— RECORDS —
BEGIN

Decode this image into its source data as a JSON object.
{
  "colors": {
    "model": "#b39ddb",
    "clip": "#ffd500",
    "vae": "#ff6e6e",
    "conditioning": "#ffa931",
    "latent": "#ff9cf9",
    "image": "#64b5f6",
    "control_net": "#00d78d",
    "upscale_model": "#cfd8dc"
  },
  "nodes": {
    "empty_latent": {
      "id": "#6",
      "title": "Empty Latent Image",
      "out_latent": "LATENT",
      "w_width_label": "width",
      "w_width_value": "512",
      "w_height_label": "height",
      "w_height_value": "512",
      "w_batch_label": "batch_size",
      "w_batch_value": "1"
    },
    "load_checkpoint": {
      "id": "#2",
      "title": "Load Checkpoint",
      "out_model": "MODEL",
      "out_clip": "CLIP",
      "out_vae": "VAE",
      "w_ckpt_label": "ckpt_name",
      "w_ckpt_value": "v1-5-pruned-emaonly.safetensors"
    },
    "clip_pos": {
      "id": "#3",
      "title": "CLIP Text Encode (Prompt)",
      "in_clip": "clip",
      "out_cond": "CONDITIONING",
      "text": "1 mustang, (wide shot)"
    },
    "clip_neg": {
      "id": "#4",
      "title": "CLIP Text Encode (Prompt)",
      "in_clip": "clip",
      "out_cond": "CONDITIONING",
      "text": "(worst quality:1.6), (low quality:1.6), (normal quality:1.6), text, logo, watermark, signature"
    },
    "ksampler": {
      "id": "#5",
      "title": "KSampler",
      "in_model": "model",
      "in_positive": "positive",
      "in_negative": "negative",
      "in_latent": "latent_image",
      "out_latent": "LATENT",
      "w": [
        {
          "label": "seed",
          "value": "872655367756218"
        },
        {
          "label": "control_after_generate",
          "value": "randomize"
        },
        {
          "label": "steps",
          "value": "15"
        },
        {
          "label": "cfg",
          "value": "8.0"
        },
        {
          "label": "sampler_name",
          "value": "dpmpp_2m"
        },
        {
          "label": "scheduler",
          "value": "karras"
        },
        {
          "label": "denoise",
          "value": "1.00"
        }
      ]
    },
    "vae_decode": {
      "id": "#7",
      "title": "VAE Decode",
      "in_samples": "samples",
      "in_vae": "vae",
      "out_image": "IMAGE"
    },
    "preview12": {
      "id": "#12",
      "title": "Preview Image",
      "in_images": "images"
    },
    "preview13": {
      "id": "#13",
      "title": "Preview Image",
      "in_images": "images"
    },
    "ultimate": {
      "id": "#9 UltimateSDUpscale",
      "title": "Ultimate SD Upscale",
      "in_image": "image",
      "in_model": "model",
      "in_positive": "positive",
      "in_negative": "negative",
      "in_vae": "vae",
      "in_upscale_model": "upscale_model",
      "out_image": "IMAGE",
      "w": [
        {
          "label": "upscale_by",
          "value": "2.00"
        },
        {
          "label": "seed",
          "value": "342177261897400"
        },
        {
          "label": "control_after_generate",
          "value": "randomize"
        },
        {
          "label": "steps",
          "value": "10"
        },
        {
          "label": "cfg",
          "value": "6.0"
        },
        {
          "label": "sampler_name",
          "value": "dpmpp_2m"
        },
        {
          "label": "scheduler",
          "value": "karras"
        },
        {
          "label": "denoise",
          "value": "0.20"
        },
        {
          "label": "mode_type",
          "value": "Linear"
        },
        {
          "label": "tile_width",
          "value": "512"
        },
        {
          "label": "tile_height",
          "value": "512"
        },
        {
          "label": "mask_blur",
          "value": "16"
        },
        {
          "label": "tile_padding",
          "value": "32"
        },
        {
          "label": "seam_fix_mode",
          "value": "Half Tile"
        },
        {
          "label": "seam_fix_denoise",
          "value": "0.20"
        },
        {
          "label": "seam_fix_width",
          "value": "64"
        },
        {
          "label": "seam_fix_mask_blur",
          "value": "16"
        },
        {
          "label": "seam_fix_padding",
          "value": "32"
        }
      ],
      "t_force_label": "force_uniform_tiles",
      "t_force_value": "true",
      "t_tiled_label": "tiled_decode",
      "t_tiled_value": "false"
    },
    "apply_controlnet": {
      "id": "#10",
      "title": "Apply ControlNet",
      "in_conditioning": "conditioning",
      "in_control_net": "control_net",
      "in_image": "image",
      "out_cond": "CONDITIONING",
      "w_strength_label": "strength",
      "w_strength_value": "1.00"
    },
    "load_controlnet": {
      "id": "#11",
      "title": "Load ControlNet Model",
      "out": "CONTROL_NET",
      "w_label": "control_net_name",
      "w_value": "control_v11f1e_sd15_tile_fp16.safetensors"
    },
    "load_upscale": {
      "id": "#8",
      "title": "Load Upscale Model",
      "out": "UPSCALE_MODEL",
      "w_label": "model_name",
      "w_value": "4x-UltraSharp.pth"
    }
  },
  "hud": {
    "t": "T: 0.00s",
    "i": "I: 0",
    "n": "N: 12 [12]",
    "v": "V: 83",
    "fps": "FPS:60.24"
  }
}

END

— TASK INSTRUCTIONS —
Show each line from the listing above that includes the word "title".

— EXERCISE RESPONSE —
      "title": "Empty Latent Image",
      "title": "Load Checkpoint",
      "title": "CLIP Text Encode (Prompt)",
      "title": "CLIP Text Encode (Prompt)",
      "title": "KSampler",
      "title": "VAE Decode",
      "title": "Preview Image",
      "title": "Preview Image",
      "title": "Ultimate SD Upscale",
      "title": "Apply ControlNet",
      "title": "Load ControlNet Model",
      "title": "Load Upscale Model",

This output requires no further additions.